What is required >>
Word for word, repeat every entry that appears below.

Available data >>

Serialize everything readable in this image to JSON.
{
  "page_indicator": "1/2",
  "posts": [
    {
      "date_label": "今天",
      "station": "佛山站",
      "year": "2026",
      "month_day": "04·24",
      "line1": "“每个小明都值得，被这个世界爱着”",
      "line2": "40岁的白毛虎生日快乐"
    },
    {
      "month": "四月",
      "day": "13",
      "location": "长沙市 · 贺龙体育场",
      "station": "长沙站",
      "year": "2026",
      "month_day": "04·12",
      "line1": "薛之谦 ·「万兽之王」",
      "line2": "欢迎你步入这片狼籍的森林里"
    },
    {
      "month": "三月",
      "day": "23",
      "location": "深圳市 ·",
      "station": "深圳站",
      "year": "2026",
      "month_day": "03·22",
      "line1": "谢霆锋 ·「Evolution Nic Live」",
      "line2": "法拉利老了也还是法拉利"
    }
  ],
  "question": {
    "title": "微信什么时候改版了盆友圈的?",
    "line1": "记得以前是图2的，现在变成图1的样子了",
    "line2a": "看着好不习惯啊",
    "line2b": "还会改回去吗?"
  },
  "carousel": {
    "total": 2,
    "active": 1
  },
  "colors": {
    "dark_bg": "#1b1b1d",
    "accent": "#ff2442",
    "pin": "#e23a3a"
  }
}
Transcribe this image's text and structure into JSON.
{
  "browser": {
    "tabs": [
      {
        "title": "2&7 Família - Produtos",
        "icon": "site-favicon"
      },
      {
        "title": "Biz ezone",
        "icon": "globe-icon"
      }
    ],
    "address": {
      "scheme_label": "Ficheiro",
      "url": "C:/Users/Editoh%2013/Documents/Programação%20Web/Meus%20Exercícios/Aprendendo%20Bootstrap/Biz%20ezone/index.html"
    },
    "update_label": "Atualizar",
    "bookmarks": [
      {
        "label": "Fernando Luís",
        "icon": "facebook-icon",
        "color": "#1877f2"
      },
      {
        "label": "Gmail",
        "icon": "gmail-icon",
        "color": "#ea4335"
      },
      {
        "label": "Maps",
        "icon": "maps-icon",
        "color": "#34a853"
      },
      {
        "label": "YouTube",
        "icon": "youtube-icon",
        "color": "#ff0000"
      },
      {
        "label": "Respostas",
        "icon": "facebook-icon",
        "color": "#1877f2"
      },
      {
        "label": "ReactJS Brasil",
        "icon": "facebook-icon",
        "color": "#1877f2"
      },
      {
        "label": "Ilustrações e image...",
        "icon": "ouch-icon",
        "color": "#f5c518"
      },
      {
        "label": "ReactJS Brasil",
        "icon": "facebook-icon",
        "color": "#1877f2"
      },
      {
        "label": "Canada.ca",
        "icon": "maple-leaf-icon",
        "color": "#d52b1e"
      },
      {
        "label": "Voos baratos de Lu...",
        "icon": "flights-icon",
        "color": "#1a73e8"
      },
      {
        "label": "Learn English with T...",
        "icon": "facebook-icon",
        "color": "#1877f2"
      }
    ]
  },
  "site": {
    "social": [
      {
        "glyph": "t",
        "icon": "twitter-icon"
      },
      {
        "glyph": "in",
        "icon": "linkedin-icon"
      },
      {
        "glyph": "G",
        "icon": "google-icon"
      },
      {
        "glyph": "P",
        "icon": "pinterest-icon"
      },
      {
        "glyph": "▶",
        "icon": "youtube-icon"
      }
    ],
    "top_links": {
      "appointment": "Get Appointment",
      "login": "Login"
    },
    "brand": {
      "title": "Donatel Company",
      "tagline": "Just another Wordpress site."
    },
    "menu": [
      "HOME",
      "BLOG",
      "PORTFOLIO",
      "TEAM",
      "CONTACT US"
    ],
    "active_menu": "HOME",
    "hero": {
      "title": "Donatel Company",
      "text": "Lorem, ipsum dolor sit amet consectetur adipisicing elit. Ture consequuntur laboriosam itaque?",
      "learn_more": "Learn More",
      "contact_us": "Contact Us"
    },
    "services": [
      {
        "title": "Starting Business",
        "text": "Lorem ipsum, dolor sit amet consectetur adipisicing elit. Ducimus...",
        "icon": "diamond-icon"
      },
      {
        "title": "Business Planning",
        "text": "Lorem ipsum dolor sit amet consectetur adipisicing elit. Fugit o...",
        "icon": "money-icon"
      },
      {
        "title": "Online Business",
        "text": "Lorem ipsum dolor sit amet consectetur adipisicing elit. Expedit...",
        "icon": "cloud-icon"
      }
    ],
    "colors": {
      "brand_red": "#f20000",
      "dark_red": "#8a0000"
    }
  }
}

Solution to the exercise >>
Serialize everything readable in this image to JSON.
{
  "page_indicator": "1/2",
  "posts": [
    {
      "date_label": "今天",
      "station": "佛山站",
      "year": "2026",
      "month_day": "04·24",
      "line1": "“每个小明都值得，被这个世界爱着”",
      "line2": "40岁的白毛虎生日快乐"
    },
    {
      "month": "四月",
      "day": "13",
      "location": "长沙市 · 贺龙体育场",
      "station": "长沙站",
      "year": "2026",
      "month_day": "04·12",
      "line1": "薛之谦 ·「万兽之王」",
      "line2": "欢迎你步入这片狼籍的森林里"
    },
    {
      "month": "三月",
      "day": "23",
      "location": "深圳市 ·",
      "station": "深圳站",
      "year": "2026",
      "month_day": "03·22",
      "line1": "谢霆锋 ·「Evolution Nic Live」",
      "line2": "法拉利老了也还是法拉利"
    }
  ],
  "question": {
    "title": "微信什么时候改版了盆友圈的?",
    "line1": "记得以前是图2的，现在变成图1的样子了",
    "line2a": "看着好不习惯啊",
    "line2b": "还会改回去吗?"
  },
  "carousel": {
    "total": 2,
    "active": 1
  },
  "colors": {
    "dark_bg": "#1b1b1d",
    "accent": "#ff2442",
    "pin": "#e23a3a"
  }
}
Transcribe this image's text and structure into JSON.
{
  "browser": {
    "tabs": [
      {
        "title": "2&7 Família - Produtos",
        "icon": "site-favicon"
      },
      {
        "title": "Biz ezone",
        "icon": "globe-icon"
      }
    ],
    "address": {
      "scheme_label": "Ficheiro",
      "url": "C:/Users/Editoh%2013/Documents/Programação%20Web/Meus%20Exercícios/Aprendendo%20Bootstrap/Biz%20ezone/index.html"
    },
    "update_label": "Atualizar",
    "bookmarks": [
      {
        "label": "Fernando Luís",
        "icon": "facebook-icon",
        "color": "#1877f2"
      },
      {
        "label": "Gmail",
        "icon": "gmail-icon",
        "color": "#ea4335"
      },
      {
        "label": "Maps",
        "icon": "maps-icon",
        "color": "#34a853"
      },
      {
        "label": "YouTube",
        "icon": "youtube-icon",
        "color": "#ff0000"
      },
      {
        "label": "Respostas",
        "icon": "facebook-icon",
        "color": "#1877f2"
      },
      {
        "label": "ReactJS Brasil",
        "icon": "facebook-icon",
        "color": "#1877f2"
      },
      {
        "label": "Ilustrações e image...",
        "icon": "ouch-icon",
        "color": "#f5c518"
      },
      {
        "label": "ReactJS Brasil",
        "icon": "facebook-icon",
        "color": "#1877f2"
      },
      {
        "label": "Canada.ca",
        "icon": "maple-leaf-icon",
        "color": "#d52b1e"
      },
      {
        "label": "Voos baratos de Lu...",
        "icon": "flights-icon",
        "color": "#1a73e8"
      },
      {
        "label": "Learn English with T...",
        "icon": "facebook-icon",
        "color": "#1877f2"
      }
    ]
  },
  "site": {
    "social": [
      {
        "glyph": "t",
        "icon": "twitter-icon"
      },
      {
        "glyph": "in",
        "icon": "linkedin-icon"
      },
      {
        "glyph": "G",
        "icon": "google-icon"
      },
      {
        "glyph": "P",
        "icon": "pinterest-icon"
      },
      {
        "glyph": "▶",
        "icon": "youtube-icon"
      }
    ],
    "top_links": {
      "appointment": "Get Appointment",
      "login": "Login"
    },
    "brand": {
      "title": "Donatel Company",
      "tagline": "Just another Wordpress site."
    },
    "menu": [
      "HOME",
      "BLOG",
      "PORTFOLIO",
      "TEAM",
      "CONTACT US"
    ],
    "active_menu": "HOME",
    "hero": {
      "title": "Donatel Company",
      "text": "Lorem, ipsum dolor sit amet consectetur adipisicing elit. Ture consequuntur laboriosam itaque?",
      "learn_more": "Learn More",
      "contact_us": "Contact Us"
    },
    "services": [
      {
        "title": "Starting Business",
        "text": "Lorem ipsum, dolor sit amet consectetur adipisicing elit. Ducimus...",
        "icon": "diamond-icon"
      },
      {
        "title": "Business Planning",
        "text": "Lorem ipsum dolor sit amet consectetur adipisicing elit. Fugit o...",
        "icon": "money-icon"
      },
      {
        "title": "Online Business",
        "text": "Lorem ipsum dolor sit amet consectetur adipisicing elit. Expedit...",
        "icon": "cloud-icon"
      }
    ],
    "colors": {
      "brand_red": "#f20000",
      "dark_red": "#8a0000"
    }
  }
}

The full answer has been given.